As it stands, the Proposition is wrong because the vector space structure may not vary smoothly.

Let's start with $$\pi:E = U \times \mathbb{R}^n \rightarrow U$$ and the trivial sections ($$U$$ a manifold). Now pick some $$p\in U$$ and change the vector space structure on $$E_p$$ such that $$0_p$$ changes the position and $$s_1(p),...,s_n(p)$$ remains a basis. Give the newly obtained object (i.e. manifold + projection + new vector space structure at $$p$$) the name $$E'$$, then according to the proposition $$E'$$ should be a vector bundle as well. But then $$0':U\rightarrow E'$$ (the new zero section) is not smooth, which is impossible for vector bundles.

Example: Consider the projection $$\pi:\mathbb{R}^2\rightarrow \mathbb{R}$$ onto the first factor as a smooth map between manifolds. For $$p\neq 0$$ equip the fibre $$\pi^{-1}(p)=\{p\}\times \mathbb{R}\subset \mathbb{R}^2$$ with the vector space structure inherited from $$\mathbb{R}^2$$.

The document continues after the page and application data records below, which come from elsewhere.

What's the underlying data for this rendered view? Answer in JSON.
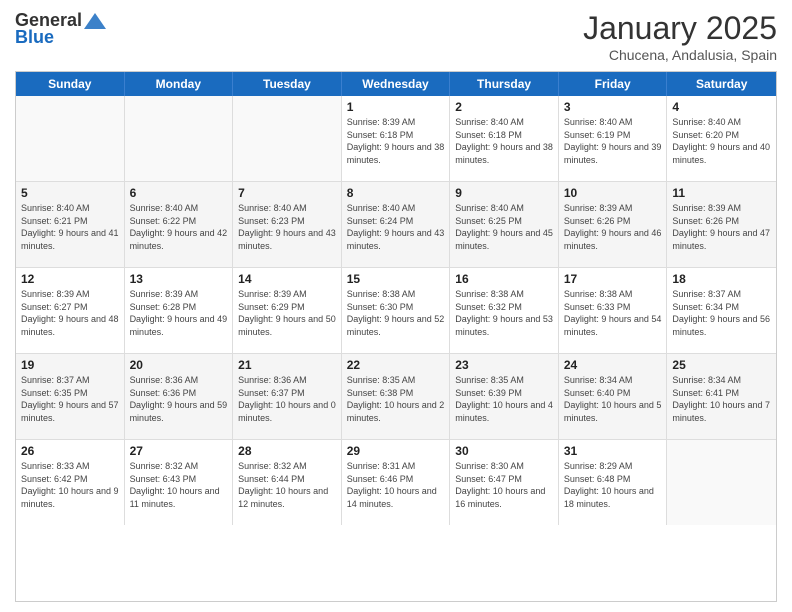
{
  "header": {
    "logo_general": "General",
    "logo_blue": "Blue",
    "title": "January 2025",
    "location": "Chucena, Andalusia, Spain"
  },
  "calendar": {
    "days": [
      "Sunday",
      "Monday",
      "Tuesday",
      "Wednesday",
      "Thursday",
      "Friday",
      "Saturday"
    ],
    "rows": [
      [
        {
          "day": "",
          "info": ""
        },
        {
          "day": "",
          "info": ""
        },
        {
          "day": "",
          "info": ""
        },
        {
          "day": "1",
          "info": "Sunrise: 8:39 AM\nSunset: 6:18 PM\nDaylight: 9 hours and 38 minutes."
        },
        {
          "day": "2",
          "info": "Sunrise: 8:40 AM\nSunset: 6:18 PM\nDaylight: 9 hours and 38 minutes."
        },
        {
          "day": "3",
          "info": "Sunrise: 8:40 AM\nSunset: 6:19 PM\nDaylight: 9 hours and 39 minutes."
        },
        {
          "day": "4",
          "info": "Sunrise: 8:40 AM\nSunset: 6:20 PM\nDaylight: 9 hours and 40 minutes."
        }
      ],
      [
        {
          "day": "5",
          "info": "Sunrise: 8:40 AM\nSunset: 6:21 PM\nDaylight: 9 hours and 41 minutes."
        },
        {
          "day": "6",
          "info": "Sunrise: 8:40 AM\nSunset: 6:22 PM\nDaylight: 9 hours and 42 minutes."
        },
        {
          "day": "7",
          "info": "Sunrise: 8:40 AM\nSunset: 6:23 PM\nDaylight: 9 hours and 43 minutes."
        },
        {
          "day": "8",
          "info": "Sunrise: 8:40 AM\nSunset: 6:24 PM\nDaylight: 9 hours and 43 minutes."
        },
        {
          "day": "9",
          "info": "Sunrise: 8:40 AM\nSunset: 6:25 PM\nDaylight: 9 hours and 45 minutes."
        },
        {
          "day": "10",
          "info": "Sunrise: 8:39 AM\nSunset: 6:26 PM\nDaylight: 9 hours and 46 minutes."
        },
        {
          "day": "11",
          "info": "Sunrise: 8:39 AM\nSunset: 6:26 PM\nDaylight: 9 hours and 47 minutes."
        }
      ],
      [
        {
          "day": "12",
          "info": "Sunrise: 8:39 AM\nSunset: 6:27 PM\nDaylight: 9 hours and 48 minutes."
        },
        {
          "day": "13",
          "info": "Sunrise: 8:39 AM\nSunset: 6:28 PM\nDaylight: 9 hours and 49 minutes."
        },
        {
          "day": "14",
          "info": "Sunrise: 8:39 AM\nSunset: 6:29 PM\nDaylight: 9 hours and 50 minutes."
        },
        {
          "day": "15",
          "info": "Sunrise: 8:38 AM\nSunset: 6:30 PM\nDaylight: 9 hours and 52 minutes."
        },
        {
          "day": "16",
          "info": "Sunrise: 8:38 AM\nSunset: 6:32 PM\nDaylight: 9 hours and 53 minutes."
        },
        {
          "day": "17",
          "info": "Sunrise: 8:38 AM\nSunset: 6:33 PM\nDaylight: 9 hours and 54 minutes."
        },
        {
          "day": "18",
          "info": "Sunrise: 8:37 AM\nSunset: 6:34 PM\nDaylight: 9 hours and 56 minutes."
        }
      ],
      [
        {
          "day": "19",
          "info": "Sunrise: 8:37 AM\nSunset: 6:35 PM\nDaylight: 9 hours and 57 minutes."
        },
        {
          "day": "20",
          "info": "Sunrise: 8:36 AM\nSunset: 6:36 PM\nDaylight: 9 hours and 59 minutes."
        },
        {
          "day": "21",
          "info": "Sunrise: 8:36 AM\nSunset: 6:37 PM\nDaylight: 10 hours and 0 minutes."
        },
        {
          "day": "22",
          "info": "Sunrise: 8:35 AM\nSunset: 6:38 PM\nDaylight: 10 hours and 2 minutes."
        },
        {
          "day": "23",
          "info": "Sunrise: 8:35 AM\nSunset: 6:39 PM\nDaylight: 10 hours and 4 minutes."
        },
        {
          "day": "24",
          "info": "Sunrise: 8:34 AM\nSunset: 6:40 PM\nDaylight: 10 hours and 5 minutes."
        },
        {
          "day": "25",
          "info": "Sunrise: 8:34 AM\nSunset: 6:41 PM\nDaylight: 10 hours and 7 minutes."
        }
      ],
      [
        {
          "day": "26",
          "info": "Sunrise: 8:33 AM\nSunset: 6:42 PM\nDaylight: 10 hours and 9 minutes."
        },
        {
          "day": "27",
          "info": "Sunrise: 8:32 AM\nSunset: 6:43 PM\nDaylight: 10 hours and 11 minutes."
        },
        {
          "day": "28",
          "info": "Sunrise: 8:32 AM\nSunset: 6:44 PM\nDaylight: 10 hours and 12 minutes."
        },
        {
          "day": "29",
          "info": "Sunrise: 8:31 AM\nSunset: 6:46 PM\nDaylight: 10 hours and 14 minutes."
        },
        {
          "day": "30",
          "info": "Sunrise: 8:30 AM\nSunset: 6:47 PM\nDaylight: 10 hours and 16 minutes."
        },
        {
          "day": "31",
          "info": "Sunrise: 8:29 AM\nSunset: 6:48 PM\nDaylight: 10 hours and 18 minutes."
        },
        {
          "day": "",
          "info": ""
        }
      ]
    ]
  }
}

In the fibre $$V=\pi^{-1}(0)=\{0\}\times \mathbb{R}$$ we choose a weird vector space structure such that $$0_V = (0,1).$$ To this end define addition in $$V$$ by $$(0,a) +_V (0,b) = a+b-1$$ and scalar multiplication by $$\lambda \cdot_V (0,a)= (0,1+\lambda(a-1)).$$

Next consider $$s:\mathbb{R}\rightarrow \mathbb{R}^2,p\mapsto(p,2)$$. This is a section of $$\pi$$ (i.e. $$\pi\circ s = \mathrm{id}$$) and also constitutes a frame, because for each $$p\in \mathbb{R}$$, the vector $$s(p)=(p,2) \in \pi^{-1}(p)$$ is different from $$0_{\pi^{-1}(p)}$$ and thus a basis.

Now we are in the situation of your Proposition: $$\{s\}$$ is a smooth frame (even a global one), nevertheless $$\pi$$ is not a vector bundle. The reason for this is a again that the zero section $$0_\pi:\mathbb{R}\rightarrow \mathbb{R}^2, p \mapsto \begin{cases} (p,0) & p\neq 0 \\ (0,1) & p= 0 \end{cases}$$ is discontinuous.

• Its possible that Im misunderstanding but something seems to be wrong here. This seems to contradict the argument given in the question I linked that shows that $(1)$ should define a trivialisation in this case. I'm still fuzzy on details but for $E = U \times \mathbb{R}^n$ I expect that the $s_i$ are essentially smooth maps $s_i: U \to \mathbb{R}^n$. Its unclear to me that you can change the vector space structure at $p \in U$ without making the $s_i$ also jump at this point when viewed as maps $U \to \mathbb{R}^n$ (obviously this isn't a rigorous argument, just an intuition). Is this wrong? Sep 26, 2018 at 15:51
• The point that the $s_i$ are essentially a smooth maps $U \rightarrow \mathbb{R}^n$ is the tricky one, because they only are, when composing with a trivialisation. Let me add an example to the answer. Sep 26, 2018 at 15:59
• Thank you for your help! Your example clearly works so my intuition was just misleading me. Sep 26, 2018 at 16:24